---------- Data

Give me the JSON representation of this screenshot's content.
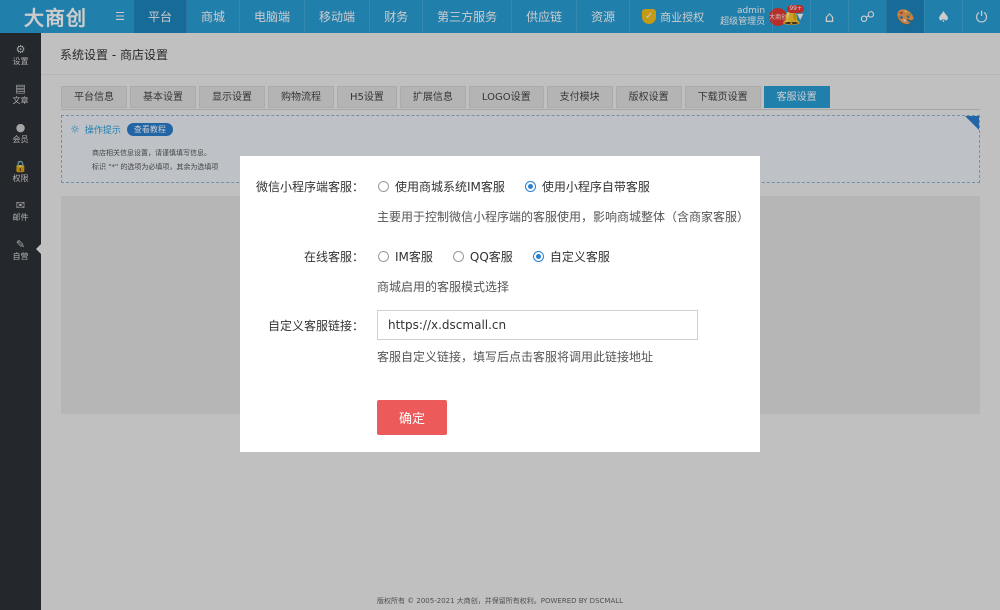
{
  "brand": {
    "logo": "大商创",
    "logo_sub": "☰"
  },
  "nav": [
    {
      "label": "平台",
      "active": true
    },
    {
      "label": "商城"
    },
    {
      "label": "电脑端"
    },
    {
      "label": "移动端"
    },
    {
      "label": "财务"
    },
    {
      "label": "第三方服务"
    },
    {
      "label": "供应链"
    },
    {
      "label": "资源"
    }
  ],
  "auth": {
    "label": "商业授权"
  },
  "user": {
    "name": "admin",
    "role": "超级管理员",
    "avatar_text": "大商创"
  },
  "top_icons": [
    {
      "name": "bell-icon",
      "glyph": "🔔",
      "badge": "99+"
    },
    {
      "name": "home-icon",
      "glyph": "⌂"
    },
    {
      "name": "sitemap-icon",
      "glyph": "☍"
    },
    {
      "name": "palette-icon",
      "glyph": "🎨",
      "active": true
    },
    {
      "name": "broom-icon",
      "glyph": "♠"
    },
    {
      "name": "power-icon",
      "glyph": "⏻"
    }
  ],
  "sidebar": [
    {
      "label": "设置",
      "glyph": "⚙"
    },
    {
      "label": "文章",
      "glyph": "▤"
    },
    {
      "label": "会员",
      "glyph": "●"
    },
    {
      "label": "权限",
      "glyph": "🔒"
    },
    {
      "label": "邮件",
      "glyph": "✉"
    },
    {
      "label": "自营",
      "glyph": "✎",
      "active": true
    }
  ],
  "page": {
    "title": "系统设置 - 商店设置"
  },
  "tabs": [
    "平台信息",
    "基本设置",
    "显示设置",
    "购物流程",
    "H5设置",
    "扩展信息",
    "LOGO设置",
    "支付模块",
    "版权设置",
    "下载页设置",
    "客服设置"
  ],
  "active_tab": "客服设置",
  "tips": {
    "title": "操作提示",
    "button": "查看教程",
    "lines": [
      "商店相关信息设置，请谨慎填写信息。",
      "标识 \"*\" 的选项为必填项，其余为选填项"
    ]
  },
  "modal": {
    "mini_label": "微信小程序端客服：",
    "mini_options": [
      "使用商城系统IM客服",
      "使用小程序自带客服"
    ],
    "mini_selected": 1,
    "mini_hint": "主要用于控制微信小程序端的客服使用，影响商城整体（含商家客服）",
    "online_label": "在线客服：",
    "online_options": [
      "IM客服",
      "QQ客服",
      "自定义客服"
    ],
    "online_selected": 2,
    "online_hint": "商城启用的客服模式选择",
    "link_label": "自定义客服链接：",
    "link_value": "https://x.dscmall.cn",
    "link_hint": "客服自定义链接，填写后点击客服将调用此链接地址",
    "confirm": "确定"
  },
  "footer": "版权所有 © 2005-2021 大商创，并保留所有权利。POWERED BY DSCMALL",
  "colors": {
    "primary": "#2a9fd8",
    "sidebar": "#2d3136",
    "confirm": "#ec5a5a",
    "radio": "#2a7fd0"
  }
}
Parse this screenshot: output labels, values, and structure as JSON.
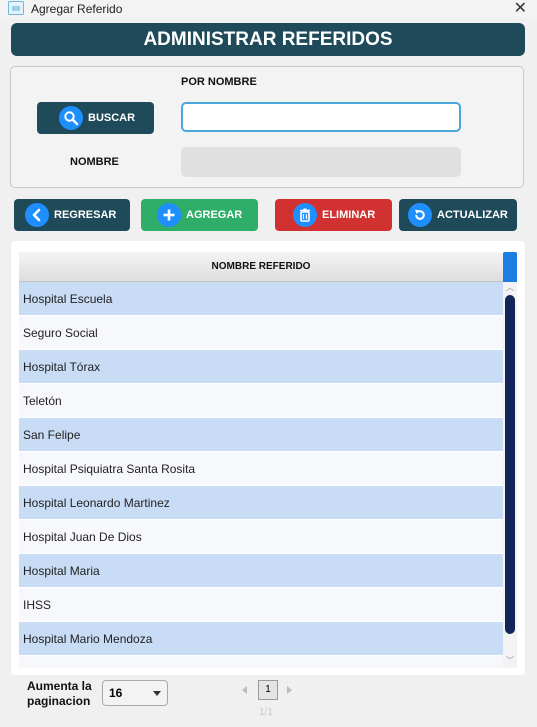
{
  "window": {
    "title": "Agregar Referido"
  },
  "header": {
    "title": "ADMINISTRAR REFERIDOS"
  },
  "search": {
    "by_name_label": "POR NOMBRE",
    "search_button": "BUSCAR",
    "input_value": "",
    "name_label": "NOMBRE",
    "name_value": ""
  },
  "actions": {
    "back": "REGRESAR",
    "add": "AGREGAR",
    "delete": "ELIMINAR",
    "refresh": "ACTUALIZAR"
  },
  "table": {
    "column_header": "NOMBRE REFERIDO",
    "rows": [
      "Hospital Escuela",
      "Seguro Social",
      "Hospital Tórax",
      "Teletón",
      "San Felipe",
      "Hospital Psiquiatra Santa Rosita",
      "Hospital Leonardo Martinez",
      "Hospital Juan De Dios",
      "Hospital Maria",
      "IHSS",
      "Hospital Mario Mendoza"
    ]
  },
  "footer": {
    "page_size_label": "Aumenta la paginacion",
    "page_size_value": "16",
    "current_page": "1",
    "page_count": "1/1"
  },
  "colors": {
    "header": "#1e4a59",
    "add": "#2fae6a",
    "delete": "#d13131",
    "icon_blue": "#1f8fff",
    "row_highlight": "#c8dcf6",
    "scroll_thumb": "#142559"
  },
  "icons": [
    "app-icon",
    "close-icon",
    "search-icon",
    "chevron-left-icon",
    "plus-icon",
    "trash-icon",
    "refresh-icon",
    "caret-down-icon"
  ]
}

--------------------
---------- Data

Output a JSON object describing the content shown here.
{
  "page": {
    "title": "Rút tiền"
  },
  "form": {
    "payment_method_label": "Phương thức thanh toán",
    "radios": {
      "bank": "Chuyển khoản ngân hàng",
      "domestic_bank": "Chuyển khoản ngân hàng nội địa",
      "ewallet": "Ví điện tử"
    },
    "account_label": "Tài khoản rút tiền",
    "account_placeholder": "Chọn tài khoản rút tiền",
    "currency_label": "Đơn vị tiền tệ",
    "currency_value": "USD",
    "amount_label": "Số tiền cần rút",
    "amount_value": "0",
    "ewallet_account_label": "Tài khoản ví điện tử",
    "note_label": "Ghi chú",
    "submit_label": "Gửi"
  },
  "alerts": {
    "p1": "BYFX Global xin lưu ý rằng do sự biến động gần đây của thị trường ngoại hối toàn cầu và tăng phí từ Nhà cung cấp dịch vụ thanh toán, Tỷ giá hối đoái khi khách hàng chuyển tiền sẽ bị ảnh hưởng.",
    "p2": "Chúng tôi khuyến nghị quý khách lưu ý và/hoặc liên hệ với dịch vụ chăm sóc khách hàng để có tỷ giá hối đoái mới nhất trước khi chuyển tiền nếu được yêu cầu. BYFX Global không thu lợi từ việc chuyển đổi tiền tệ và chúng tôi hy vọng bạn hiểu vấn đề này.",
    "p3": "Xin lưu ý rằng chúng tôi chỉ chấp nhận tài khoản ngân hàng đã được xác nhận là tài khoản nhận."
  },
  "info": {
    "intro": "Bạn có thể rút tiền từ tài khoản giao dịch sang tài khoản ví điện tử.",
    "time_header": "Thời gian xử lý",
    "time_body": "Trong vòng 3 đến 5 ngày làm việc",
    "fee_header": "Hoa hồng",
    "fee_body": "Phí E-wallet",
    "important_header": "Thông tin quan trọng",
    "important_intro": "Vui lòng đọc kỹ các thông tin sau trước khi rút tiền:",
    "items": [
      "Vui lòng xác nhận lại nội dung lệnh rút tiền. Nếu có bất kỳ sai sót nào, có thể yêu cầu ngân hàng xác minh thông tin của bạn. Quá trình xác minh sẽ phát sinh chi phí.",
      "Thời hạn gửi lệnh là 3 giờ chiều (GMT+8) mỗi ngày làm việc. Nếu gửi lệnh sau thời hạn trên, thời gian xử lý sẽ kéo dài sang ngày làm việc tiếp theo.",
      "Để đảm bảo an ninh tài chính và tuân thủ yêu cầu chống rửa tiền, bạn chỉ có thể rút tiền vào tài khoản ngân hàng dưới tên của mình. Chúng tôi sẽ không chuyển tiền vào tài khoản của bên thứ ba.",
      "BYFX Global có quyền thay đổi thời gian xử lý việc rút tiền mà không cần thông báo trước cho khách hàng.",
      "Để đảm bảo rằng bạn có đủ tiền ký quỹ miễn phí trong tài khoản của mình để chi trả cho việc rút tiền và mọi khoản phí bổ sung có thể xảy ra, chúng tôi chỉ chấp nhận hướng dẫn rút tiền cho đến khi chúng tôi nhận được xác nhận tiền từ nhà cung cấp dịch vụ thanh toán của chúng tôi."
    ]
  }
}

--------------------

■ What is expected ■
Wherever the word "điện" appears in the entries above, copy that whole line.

■ The answer ■
      "ewallet": "Ví điện tử"
    "ewallet_account_label": "Tài khoản ví điện tử",
    "intro": "Bạn có thể rút tiền từ tài khoản giao dịch sang tài khoản ví điện tử.",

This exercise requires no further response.